February is American Heart Month. Did you know that heart disease accounts for nearly one-third of all deaths worldwide? Diet plays a major role in heart health and can impact your risk of heart disease. Here at Wellhaus we value heart health and recognize that there are foods that can have the power to improve your quality of life and the functionality of your heart. Here are some tips on which foods you should be eating on the path to a healthier heart.
Eat more fruits and veggies
Fruits and vegetables are an essential part of a heart healthy diet for a number of reasons. Not only are they low in calories and high in fiber, but they also provide a great source of vitamins, minerals, and other substances that may help prevent cardiovascular disease. Incorporating more fruits and vegetables into your diet doesn’t have to be difficult–keep vegetables washed and cut in your fridge for quick snacks, have a fruit bowl in the kitchen for easy access, and choose recipes that have vegetables and fruits as the main ingredients. Get creative!
Limit unhealthy fats
An important step to reducing your blood cholesterol and lowering your risk of coronary artery disease is to limit how much saturated and trans fats you eat. High blood cholesterol levels can clog your arteries, which in turn can increase your risk of a heart attack and stroke. Limit these fats in your diet by choosing lean meats and using low-fat substitutions when possible. When you do use fats, choose monounsaturated fats and polyunsaturated fats like olive oil, certain fish, avocados, nuts, and seeds.
Reduce your sodium intake
Extra sodium in the bloodstream can increase water retention in blood vessels and increase your blood pressure. Too much sodium can also cause bloat as well. Sodium pulls water into your blood vessels, causing higher blood volume and an increase in blood pressure. Eating less sodium can reduce your risk for high blood pressure and bloating. Reducing the amount of salt you add to food at the table or while cooking may help, but much of the salt you eat comes from canned or processed foods like baked goods and frozen dinners. Focus on eating fresh foods to help cut down on the sodium in your diet.
Go for whole grains
Whole grains are a good source of fiber that play a role in regulating blood pressure and heart health. Whole grains also contain B vitamins, folic acid, iron, magnesium, selenium, and other nutrients that can often be lost in the refining process–that’s why it is important to incorporate whole grains instead of refined grains in your diet when considering your grain intake. Whole grains help improve blood cholesterol levels and lower risk of heart disease, stroke, obesity, and type 2 diabetes.

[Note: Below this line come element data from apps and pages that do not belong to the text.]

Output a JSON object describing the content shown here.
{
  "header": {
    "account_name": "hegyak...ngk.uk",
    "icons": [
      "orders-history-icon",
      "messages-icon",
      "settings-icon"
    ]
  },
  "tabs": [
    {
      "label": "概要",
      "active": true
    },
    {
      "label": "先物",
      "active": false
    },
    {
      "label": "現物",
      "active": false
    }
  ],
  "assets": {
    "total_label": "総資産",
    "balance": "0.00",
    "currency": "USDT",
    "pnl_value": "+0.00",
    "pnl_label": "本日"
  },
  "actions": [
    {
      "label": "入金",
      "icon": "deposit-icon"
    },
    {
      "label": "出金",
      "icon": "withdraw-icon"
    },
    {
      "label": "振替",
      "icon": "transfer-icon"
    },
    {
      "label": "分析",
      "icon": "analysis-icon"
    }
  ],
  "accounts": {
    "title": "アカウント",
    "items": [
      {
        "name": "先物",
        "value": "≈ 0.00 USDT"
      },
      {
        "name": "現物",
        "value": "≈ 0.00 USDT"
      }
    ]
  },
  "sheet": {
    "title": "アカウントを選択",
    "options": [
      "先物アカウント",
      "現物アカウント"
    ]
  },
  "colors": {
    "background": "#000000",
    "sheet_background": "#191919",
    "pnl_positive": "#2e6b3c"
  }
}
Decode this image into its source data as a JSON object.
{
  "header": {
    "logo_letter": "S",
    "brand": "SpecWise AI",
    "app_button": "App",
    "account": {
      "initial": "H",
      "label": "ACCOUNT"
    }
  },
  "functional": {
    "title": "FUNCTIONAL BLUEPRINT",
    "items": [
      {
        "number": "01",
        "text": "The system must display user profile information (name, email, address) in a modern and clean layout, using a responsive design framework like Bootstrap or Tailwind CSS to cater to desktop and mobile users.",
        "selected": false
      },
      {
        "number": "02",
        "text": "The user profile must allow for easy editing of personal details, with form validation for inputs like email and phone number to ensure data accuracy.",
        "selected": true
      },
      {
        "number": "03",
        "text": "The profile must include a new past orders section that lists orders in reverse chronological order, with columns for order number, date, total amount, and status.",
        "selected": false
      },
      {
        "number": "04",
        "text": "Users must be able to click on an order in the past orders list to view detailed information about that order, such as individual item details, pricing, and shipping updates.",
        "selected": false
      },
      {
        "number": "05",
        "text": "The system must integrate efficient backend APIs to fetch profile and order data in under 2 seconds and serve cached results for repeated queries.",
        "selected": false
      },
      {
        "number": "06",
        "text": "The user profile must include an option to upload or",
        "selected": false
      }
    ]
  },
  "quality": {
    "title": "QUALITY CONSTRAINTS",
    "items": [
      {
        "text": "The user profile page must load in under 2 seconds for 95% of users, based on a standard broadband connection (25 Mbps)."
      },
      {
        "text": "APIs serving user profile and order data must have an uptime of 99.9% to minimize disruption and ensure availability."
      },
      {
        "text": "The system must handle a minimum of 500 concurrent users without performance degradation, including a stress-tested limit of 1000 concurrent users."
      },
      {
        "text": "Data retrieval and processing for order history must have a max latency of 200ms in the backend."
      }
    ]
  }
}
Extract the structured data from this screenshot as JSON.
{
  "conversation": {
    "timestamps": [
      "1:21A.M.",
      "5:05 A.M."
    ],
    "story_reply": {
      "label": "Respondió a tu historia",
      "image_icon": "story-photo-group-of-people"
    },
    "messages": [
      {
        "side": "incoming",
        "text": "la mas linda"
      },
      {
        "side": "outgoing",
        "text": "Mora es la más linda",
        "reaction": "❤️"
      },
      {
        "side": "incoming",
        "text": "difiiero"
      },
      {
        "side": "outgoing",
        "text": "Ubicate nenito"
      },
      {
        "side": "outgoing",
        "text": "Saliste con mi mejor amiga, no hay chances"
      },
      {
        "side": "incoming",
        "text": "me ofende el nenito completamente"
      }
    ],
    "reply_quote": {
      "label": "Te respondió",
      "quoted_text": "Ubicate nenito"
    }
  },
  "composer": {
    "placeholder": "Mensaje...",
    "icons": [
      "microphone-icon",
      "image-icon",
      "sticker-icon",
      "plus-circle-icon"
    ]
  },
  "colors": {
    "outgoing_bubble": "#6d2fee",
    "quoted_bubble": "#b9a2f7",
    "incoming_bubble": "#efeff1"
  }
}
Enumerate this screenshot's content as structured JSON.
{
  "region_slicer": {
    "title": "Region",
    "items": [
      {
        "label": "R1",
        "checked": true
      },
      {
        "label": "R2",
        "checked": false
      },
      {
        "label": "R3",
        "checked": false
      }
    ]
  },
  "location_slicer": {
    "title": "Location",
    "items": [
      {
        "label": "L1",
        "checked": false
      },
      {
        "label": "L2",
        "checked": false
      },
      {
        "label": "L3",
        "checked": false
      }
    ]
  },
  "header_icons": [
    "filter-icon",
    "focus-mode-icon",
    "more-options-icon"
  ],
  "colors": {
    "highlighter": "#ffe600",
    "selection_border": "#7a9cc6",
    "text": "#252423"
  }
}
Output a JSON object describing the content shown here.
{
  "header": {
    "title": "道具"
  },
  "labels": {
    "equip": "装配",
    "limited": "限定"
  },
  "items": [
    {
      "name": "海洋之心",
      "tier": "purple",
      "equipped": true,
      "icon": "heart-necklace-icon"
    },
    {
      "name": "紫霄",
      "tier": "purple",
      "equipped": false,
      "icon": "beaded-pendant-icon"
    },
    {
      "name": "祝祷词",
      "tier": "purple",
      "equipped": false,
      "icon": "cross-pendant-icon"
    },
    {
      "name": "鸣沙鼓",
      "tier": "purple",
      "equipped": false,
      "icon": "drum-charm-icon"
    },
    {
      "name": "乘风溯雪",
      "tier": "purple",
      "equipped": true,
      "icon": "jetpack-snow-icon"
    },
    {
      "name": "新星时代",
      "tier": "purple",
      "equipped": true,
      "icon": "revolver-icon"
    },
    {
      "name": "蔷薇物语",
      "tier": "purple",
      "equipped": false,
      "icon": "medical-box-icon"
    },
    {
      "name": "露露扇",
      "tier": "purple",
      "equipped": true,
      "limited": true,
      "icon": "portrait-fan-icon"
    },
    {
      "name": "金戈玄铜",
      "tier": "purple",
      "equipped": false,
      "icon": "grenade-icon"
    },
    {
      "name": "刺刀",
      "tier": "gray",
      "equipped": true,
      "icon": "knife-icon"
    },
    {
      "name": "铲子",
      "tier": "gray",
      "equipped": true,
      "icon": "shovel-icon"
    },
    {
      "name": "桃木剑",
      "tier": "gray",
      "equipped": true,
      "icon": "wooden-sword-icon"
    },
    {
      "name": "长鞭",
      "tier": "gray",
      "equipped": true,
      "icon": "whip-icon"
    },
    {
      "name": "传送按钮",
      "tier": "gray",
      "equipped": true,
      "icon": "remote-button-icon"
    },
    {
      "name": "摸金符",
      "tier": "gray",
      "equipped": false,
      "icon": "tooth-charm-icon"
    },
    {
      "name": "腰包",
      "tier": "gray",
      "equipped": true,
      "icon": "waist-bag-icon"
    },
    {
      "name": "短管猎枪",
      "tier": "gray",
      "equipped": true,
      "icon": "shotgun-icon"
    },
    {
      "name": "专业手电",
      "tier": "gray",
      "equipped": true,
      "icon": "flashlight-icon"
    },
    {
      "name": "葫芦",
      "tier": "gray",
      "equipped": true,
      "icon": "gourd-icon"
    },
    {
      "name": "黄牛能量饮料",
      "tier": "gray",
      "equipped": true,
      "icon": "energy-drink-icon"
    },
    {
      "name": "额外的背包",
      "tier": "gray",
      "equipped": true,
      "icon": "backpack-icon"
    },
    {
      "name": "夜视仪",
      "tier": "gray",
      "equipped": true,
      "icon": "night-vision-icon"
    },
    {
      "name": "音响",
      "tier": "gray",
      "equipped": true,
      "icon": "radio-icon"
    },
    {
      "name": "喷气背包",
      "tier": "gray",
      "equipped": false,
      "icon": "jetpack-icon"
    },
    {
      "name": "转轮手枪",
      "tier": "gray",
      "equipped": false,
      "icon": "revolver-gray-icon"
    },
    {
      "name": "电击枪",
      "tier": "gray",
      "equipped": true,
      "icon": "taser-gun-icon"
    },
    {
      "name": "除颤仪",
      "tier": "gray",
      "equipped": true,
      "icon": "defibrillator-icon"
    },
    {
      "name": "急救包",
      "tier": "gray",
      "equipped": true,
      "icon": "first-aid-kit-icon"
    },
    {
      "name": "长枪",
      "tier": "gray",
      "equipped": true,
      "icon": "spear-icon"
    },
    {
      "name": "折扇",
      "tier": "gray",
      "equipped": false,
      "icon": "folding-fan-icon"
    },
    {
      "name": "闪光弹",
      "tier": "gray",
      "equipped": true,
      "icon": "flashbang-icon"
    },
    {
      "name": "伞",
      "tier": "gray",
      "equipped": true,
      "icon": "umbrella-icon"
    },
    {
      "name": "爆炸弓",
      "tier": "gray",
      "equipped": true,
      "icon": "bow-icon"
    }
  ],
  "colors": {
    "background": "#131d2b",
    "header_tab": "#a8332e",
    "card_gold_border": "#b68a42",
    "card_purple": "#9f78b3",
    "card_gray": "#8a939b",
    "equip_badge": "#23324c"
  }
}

Control your portion size
How much you eat can be just as important as what you eat, so being aware of portion size is a great way to optimize your heart health while eating. The portion size served in restaurants in America is much larger than the actual portion sizes recommended by nutrition and health professionals. Did you know that half of your plate should be filled with veggies? And that the protein you consume should be about the size of the palm of your hand? Use a smaller plate or bowl to help control your portions, or eat larger portions of low-calorie/nutrient-dense foods that will keep you feeling full and satisfied without adding any extra calories.
Ongoing medical research continues to provide stronger and stronger evidence of the link between diet and heart disease. What you put into your body has a direct impact on just about every aspect of your health. Making an active effort to incorporate these tips and tricks into your everyday diet will help you keep your stomach happy and your heart healthy. Happy American Heart Month!